My suggestion, you need a 34 or 64 element ICP to see what is in the concentrates so you know where you stand. The lead concentrates will be the most difficult to get rid of, there are smelters in Mexico that take lead concentrates that you should look into. Straight pyrite concentrates can be done chemically, very likely right on site. I have stated before here, you need to find out if the gold is in the pyrite or with the pyrite a big difference. If it is with the pyrite you can do a pretty good job with good classification and a concentrating table, a totally enclosed cyanide plant will work very well, I have even done that in California. If the gold is in the pyrite I have been having good luck with very fine grinding in an attritior, with sodium thiosulfate, 95% recovery in 1 hour.
Hi, I have been invited to invest in a new gold mine (in Scotland) which has just announced preliminary results from a tailings bulk processing trial and I'm trying to get a rough idea of revenues. The Au grade of the tailings is 8g/t (the mine when built will access 11g/t) and around 25% of the recovered gold is free (the value of which is easy to work out). But the remainder is in concentrates and I would appreciate any help you can give me in calculating the revenues therefrom.
I have read a great blog post here on Concentrate Marketing - https://www.911metallurgist.com/blog/concentrate-marketing - but the numbers therein are vintage and well out of date.
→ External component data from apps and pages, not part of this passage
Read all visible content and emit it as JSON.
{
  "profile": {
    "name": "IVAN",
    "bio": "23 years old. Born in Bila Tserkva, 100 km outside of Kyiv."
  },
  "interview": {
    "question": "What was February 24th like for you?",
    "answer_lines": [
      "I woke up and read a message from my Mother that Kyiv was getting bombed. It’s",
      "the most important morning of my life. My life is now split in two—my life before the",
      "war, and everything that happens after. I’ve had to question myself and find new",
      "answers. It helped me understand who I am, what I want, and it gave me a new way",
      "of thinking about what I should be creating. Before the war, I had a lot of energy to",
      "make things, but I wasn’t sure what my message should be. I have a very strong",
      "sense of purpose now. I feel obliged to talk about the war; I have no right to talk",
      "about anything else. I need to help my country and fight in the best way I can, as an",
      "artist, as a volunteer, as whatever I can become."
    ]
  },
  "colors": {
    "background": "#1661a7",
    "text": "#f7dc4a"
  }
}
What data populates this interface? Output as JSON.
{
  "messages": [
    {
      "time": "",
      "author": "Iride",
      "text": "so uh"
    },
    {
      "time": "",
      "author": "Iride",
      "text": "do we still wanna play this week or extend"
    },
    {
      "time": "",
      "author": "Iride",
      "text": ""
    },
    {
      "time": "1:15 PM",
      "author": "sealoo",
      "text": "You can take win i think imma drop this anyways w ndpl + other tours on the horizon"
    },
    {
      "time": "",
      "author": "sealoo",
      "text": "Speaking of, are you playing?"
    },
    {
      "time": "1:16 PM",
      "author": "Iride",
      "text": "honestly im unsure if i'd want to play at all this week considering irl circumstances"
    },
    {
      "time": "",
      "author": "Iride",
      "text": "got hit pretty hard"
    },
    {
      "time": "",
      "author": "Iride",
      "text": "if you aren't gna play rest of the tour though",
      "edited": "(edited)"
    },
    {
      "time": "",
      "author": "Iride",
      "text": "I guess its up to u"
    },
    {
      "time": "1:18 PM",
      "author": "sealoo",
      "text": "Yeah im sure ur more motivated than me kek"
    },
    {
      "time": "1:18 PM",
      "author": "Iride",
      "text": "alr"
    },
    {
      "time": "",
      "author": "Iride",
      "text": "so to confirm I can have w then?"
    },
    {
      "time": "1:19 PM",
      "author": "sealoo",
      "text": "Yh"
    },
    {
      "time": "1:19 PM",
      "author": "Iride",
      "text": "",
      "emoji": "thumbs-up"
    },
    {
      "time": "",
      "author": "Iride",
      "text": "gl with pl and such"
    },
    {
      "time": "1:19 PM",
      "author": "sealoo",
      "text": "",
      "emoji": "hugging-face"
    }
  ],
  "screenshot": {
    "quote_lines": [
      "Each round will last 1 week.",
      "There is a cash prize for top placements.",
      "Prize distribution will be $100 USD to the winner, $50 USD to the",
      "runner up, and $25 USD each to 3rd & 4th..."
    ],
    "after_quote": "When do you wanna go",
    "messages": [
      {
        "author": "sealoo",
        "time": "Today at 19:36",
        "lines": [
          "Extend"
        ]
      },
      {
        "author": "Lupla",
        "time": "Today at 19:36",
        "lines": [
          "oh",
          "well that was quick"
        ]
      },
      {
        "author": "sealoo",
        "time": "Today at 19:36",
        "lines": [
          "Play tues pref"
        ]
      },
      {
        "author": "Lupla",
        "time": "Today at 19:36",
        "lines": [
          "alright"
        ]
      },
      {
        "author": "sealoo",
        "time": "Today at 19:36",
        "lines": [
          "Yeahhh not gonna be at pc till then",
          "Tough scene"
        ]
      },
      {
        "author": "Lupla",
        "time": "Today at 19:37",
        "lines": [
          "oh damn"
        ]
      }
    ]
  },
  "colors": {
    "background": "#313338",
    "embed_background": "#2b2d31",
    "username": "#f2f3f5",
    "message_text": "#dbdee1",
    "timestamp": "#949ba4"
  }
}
Bearing in mind that the small trial plant impact crusher results in a relatively coarse product (approx 80% less than 400micron) the trial results to date have delivered the following after processing 870t of the tailings:
-- 10t (wet) Pyrite concentrate containing approx. 200g/t Au (equates to approx. 64oz Au )
-- 200kg (wet) Galena concentrate produced containing approx. 9,000g/t Au (equates to approx. 58oz Au)
The mining company says it will be selling these concentrates "at the gate" (although I don't know who the buyer will be as I don't think there are any smelters in Scotland these days). But leaving aside the possibility that it would have to be transported 500 miles, does anyone have any idea of the market value of these concentrates - and specifically the gold therein, although there is also silver? Obviously, they could be stockpiled until commercially-sized bulk loads were ready.
Thanks for any help.